Radiative heat transfer is a universal physical phenomenon. Any object with a temperature over absolute zero tends to exchange thermal energy with its surroundings.
In the field of physics, thermal emission comes from electromagnetic radiation, prompted by the thermal motion of charged particles within materials. Planck’s law defines the spectral dispersal of emitted power. The second law of thermodynamics rules the irreversibility of energy transfer in thermal emissions.
Thermal emission is usually broadband, omnidirectional, incoherent, and unpolarized. That is because of fluctuating electromagnetic fields thermally produced within materials.
The fast development of nanophotonics has enabled scientists to show that thermal emission, akin to spontaneous light emission, can be manipulated or engineered. It can be made using naturally or artificially occurring micro/nanostructures.
Narrowband, directional, or polarized thermal emissions are all projected and experimentally shown with the help of metamaterials. Productive achievements push the development of thermal photonics, enhancing the efficiency of energy utilization and transforming numerous energy applications.
In a new article reported in the journal eLight, a joint group of researchers from Stanford University and Changchun Institute of Optics, Fine Mechanics and Physics, Chinese Academy of Sciences, guided by Prof. Shanhui Fan and Prof. Wei Li, stressed the significance of broken symmetries for the nanophotonic regulation of thermal emissions and reviewed numerous physical phenomena and associated applications.
Symmetries are of major significance in physics. A system’s symmetry is a physical characteristic that stays invariant under certain transformations. The transformations may be discrete or continuous, which produces analogous types of symmetries.
Continuous symmetries are illustrated by Lie groups, while finite groups illustrate discrete symmetries. The continuous symmetries of a physical system are closely associated with the conservation laws defining that system.
Symmetries also have a significant role to play in thermal radiation. In this scenario, the applicable symmetries include geometric and non-geometric types. These symmetries have crucial effects on thermal radiation.

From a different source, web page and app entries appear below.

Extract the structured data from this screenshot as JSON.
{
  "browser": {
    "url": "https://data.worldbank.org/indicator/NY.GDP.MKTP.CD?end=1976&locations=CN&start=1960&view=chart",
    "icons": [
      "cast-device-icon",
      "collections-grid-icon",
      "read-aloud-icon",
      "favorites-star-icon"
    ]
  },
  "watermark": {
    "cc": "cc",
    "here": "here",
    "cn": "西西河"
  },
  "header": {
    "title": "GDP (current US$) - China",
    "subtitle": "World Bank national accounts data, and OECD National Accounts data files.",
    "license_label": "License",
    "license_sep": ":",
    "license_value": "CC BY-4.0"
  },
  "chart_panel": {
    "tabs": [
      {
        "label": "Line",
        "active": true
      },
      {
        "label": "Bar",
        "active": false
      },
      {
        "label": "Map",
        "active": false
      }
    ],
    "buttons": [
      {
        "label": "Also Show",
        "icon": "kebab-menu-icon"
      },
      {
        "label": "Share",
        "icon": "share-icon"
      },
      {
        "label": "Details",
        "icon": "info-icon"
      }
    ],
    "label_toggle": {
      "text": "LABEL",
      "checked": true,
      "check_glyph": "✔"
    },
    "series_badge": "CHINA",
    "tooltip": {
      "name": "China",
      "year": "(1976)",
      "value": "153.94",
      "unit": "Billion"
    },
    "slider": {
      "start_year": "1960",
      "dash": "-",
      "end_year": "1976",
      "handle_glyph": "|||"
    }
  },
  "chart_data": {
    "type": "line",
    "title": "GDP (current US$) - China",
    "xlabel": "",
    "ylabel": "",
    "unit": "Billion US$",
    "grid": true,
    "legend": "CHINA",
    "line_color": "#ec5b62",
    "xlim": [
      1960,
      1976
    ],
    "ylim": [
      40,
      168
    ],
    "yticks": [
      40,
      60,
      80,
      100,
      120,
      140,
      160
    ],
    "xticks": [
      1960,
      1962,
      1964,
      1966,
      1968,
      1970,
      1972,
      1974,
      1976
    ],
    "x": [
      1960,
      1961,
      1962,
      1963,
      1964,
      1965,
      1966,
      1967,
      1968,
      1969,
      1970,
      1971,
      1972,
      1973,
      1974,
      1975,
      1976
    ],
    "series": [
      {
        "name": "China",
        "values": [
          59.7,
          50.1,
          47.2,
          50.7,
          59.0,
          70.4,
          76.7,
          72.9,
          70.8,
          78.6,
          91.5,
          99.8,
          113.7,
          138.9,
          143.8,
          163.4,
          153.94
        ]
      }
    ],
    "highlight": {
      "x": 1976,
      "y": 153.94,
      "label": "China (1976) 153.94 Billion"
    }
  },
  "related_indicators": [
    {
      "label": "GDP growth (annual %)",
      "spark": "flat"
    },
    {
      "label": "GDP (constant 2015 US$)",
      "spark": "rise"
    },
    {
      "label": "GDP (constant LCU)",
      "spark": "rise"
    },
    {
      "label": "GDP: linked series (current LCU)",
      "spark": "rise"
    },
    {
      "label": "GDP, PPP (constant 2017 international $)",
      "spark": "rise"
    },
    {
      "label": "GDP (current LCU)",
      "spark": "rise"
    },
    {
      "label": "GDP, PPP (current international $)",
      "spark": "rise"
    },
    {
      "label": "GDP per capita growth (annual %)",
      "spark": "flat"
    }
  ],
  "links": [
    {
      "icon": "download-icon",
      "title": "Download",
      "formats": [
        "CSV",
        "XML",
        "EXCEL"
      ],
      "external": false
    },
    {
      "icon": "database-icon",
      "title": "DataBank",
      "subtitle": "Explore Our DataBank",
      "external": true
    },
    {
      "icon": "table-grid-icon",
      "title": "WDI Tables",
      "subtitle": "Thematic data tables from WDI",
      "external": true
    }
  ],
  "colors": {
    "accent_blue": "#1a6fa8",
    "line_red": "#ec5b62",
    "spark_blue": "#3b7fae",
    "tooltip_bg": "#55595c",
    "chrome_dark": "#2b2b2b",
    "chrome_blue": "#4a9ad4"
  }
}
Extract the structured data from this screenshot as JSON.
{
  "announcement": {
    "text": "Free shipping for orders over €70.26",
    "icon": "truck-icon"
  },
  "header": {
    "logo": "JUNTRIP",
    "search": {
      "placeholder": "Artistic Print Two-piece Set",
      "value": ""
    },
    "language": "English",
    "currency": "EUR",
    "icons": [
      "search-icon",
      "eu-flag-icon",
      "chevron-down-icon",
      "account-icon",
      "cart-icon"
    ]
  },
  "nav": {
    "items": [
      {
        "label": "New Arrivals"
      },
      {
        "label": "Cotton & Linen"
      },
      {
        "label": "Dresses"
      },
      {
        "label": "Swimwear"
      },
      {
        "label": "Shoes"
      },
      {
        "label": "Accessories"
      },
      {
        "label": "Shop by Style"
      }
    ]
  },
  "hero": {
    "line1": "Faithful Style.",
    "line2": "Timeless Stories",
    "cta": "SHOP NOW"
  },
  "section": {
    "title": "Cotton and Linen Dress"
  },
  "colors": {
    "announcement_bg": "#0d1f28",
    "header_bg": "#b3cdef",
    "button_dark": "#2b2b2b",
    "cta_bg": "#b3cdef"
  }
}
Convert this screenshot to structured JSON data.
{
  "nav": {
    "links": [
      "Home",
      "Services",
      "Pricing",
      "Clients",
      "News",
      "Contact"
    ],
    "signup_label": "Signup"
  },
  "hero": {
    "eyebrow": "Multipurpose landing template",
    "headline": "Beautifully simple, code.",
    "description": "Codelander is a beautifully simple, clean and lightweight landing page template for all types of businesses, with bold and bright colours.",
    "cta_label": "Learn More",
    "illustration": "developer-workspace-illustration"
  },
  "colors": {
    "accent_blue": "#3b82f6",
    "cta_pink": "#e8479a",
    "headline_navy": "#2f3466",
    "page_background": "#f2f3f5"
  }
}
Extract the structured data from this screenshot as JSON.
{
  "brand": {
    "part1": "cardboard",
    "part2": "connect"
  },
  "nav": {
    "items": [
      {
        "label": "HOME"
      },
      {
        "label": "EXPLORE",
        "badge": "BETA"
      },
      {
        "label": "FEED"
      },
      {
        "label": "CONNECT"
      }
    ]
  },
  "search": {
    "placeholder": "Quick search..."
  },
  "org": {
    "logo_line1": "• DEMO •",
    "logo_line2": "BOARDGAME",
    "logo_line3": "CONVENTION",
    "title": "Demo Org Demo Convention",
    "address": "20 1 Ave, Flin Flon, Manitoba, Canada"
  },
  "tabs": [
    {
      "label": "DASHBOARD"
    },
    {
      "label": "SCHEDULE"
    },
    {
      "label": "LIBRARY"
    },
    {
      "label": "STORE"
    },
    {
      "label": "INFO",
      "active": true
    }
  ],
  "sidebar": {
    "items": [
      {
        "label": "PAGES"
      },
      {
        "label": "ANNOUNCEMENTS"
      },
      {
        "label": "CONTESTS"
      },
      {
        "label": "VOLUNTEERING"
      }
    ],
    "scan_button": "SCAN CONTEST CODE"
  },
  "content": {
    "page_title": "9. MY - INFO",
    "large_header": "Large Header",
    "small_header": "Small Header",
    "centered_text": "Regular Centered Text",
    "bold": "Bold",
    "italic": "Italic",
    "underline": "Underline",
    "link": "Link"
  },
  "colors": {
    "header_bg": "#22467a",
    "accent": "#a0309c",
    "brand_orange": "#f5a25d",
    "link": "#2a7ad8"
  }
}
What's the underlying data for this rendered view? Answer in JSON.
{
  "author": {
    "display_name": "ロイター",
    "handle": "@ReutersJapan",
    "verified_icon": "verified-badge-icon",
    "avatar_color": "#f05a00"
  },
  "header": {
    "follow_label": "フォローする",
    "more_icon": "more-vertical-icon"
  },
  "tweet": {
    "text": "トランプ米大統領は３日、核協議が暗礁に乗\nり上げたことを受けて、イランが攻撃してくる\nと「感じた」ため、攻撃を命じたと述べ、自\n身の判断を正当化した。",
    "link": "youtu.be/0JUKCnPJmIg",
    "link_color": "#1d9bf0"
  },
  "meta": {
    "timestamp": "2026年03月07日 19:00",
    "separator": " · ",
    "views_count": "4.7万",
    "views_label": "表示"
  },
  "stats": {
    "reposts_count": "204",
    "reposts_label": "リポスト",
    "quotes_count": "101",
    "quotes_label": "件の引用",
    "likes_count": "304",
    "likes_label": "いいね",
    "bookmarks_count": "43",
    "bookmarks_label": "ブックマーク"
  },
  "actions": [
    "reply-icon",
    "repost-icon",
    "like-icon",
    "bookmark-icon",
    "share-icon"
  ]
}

For example, any thermal emitter is defined by two core quantities: the angular spectral emissivity and the angular spectral absorptivity. It is said that the presence of geometric and non-geometric symmetries executes direct constraints. On the contrary, breaking these symmetries can eliminate such constraints.
As a basic but crucial example, the scientists observed that any linear time-invariant thermal emitter requires to be lossy. Therefore, they have to interrupt energy conservation and time-reversal symmetry. However, it can either disrupt or obey Lorentz reciprocity.
In summary, the scientists inspected engineered nanophotonic structures with broken symmetries in thermal photonics, mostly focusing on regulating thermal emission. They are diverse from conventional materials and nanophotonic structures possessing high symmetries. Broken geometrical symmetries are deliberated, including chirality, randomness, aperiodicity, and anisotropy.
This was a chance to emphasize the geometrical asymmetry-prompted control of thermal emission and other thermal effects. Further symmetry-breaking can be achieved through developing various mode symmetries, and unusual nanophotonic states, including Fano resonance and bound states in the continuum, are also viable for the control of thermal emission. It allows narrowband emission and total switching of thermal emission.
Reciprocity is a central internal symmetry in electromagnetics. Breaking reciprocity in thermal photonics causes nonreciprocal thermal emission, which can disrupt Kirchhoff’s law of thermal radiation and may enhance energy conversion efficiency and harvesting applications.
It achieves this by manipulating the magneto-optical effect and spatiotemporal modulation. For further development, adding more compound broken symmetries and investigating the asymmetries in light-matter interactions may offer new study opportunities.
Furthermore, the researchers momentarily deliberated on a few upcoming directions: the non-Hermitian system and twist-optics.
Liu, T., et al. (2022) Thermal photonics with broken symmetries. eLight. doi.org/10.1186/s43593-022-00025-z.